Analysis: Door slams on Japan bank rally as focus turns to bond holdings in wake of SVB
By Tom Westbrook
SINGAPORE (Reuters) - Tokyo banking stocks stood within sight of decade highs last week, testing the top of a range that has bound them since the 2008 global financial crisis -- then Silicon Valley Bank collapsed, dashing hopes of a new dawn for banking in Japan.
Losses in Silicon Valley Bank's bond portfolio have highlighted similar risks for Japanese lenders' gigantic foreign bond holdings, which are carrying over 4 trillion yen ($30 billion) in unrealised losses.
At the same time, a radical shift in the global interest rate outlook has dashed bets on policy normalisation - and more lucrative lending - any time soon in Japan.
Three days of selling has the Tokyo Stock Exchange banks index down 16% - its sharpest drop since the days after the 2011 earthquake and tsunami struck Japan.

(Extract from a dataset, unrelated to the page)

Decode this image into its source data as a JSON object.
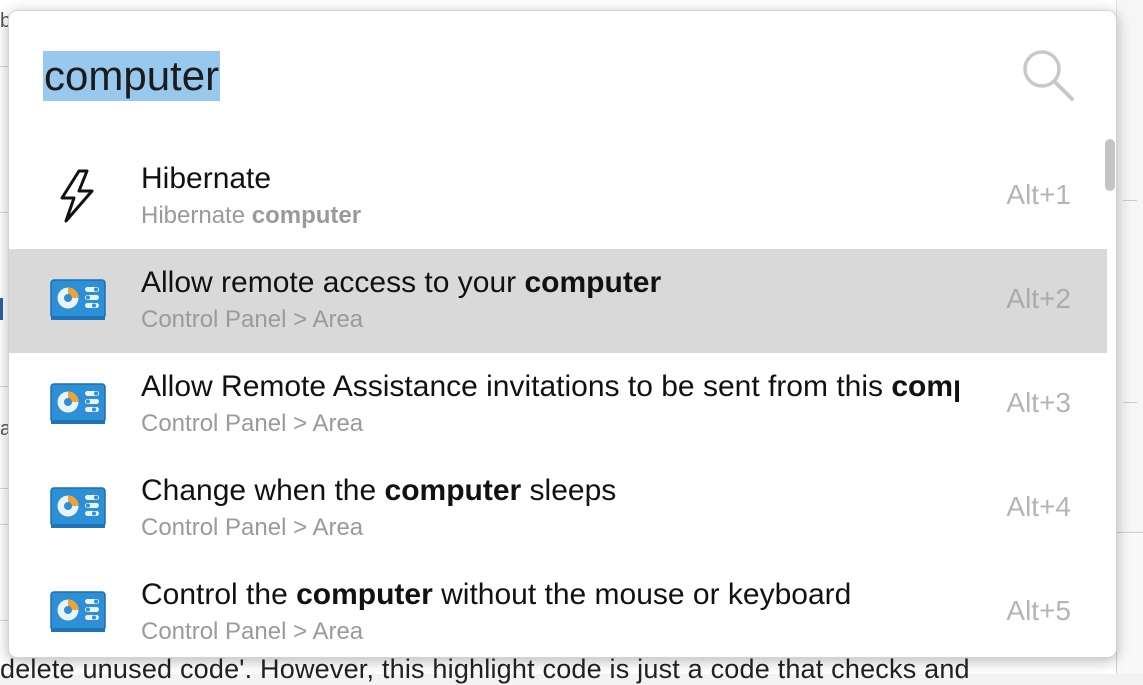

The index led falls in Asia on Tuesday while other markets steadied. [.T]
"Japanese banks share with SVB the characteristic of having substantial holdings of bonds, whose prices fall when bond yields rise, creating solvency risk," said Michael Makdad, a senior equity analyst at Morningstar in Tokyo.
Most, he said, have hedged their exposure and stand prepared to manage losses. Japan's banks have also said as much.
But sharp falls in the shares of Japan Post Bank, which Makdad calculated as the most exposed, and some slight wobbles in bond prices for the unlisted Norinchukin - also with heavy exposure - illustrate concern and Japan's vulnerability.
Japan's bondholdings are also huge. Japanese investors are the largest foreign owners of U.S. Treasuries, with financial firms chief among big holders since low domestic loan rates and low yields drive them to find better, but safe, returns elsewhere.
"The difference comes from the loan-to-deposit ratio," said Norihiro Yamaguchi, senior economist at Oxford Economics.
"In Japan, it's quite low compared to other banks in the Asian region, so it means that they rely heavily on bond investments," he said. "With the chronic low interest rate environment in Japan, they actively invest in U.S. Treasuries."
GRAPHIC: Bonds are a huge part of Japanese banks' assets (https://www.reuters.com/graphics/GLOBAL-BANKS/SVB-JAPAN/jnpwyaqoxpw/chart.png)
BONDS GETTING HIT
Most of the time, bond losses aren't a problem for banks, which typically hold their investments to maturity.
But after the worst year in global bond markets for decades, the losses are very big -- foreign bond losses totalled about 3 trillion at the end of December at Japan's top three banks, and analysts at SMBC Nikko calculated another 1.4 trillion yen in unrealised foreign bond losses for regional banks.
Most analysts agree these risks are in hand. An annual Bank of Japan report published on Tuesday said Japanese financial institutions have sufficient capital buffers.
But it also said portfolio losses have swelled at regional banks, and that is where selling pressure has been heaviest as investors fret that smaller lenders will find it harder to navigate market volatility.
Share prices for such lenders had rallied hardest through the autumn as speculation mounted that a shift out of ultra-easy policy settings in Japan was in the offing and the prospect of higher interest rates and better margins lay ahead.
Japan's top regional bank, Resona Holdings, was the biggest loser on the Nikkei on Tuesday, dropping 9.2%, and is now falling harder than peers with a 21% loss in three days.
Japan's biggest financial firm, Mitsubishi UFJ Financial Group fell 8.6% on Tuesday and has lost more than 2 trillion yen in market value with a 17% drop in three sessions.
"I think it's about bonds getting hit," said Joshua Crabb, head of Asia-Pacific equities at Robeco. "And maybe some concerns Japanese banks have exposures, and some profit taking," he said. The banking index rose 40% from September to February.
($1 = 134.0900 yen)
(Reporting by Summer Zhen in Hong Kong, Rae Wee and Vidya Ranganathan in Singapore and Makiko Yamazaki in Tokyo; Writing by Tom Westbrook; Editing by Simon Cameron-Moore)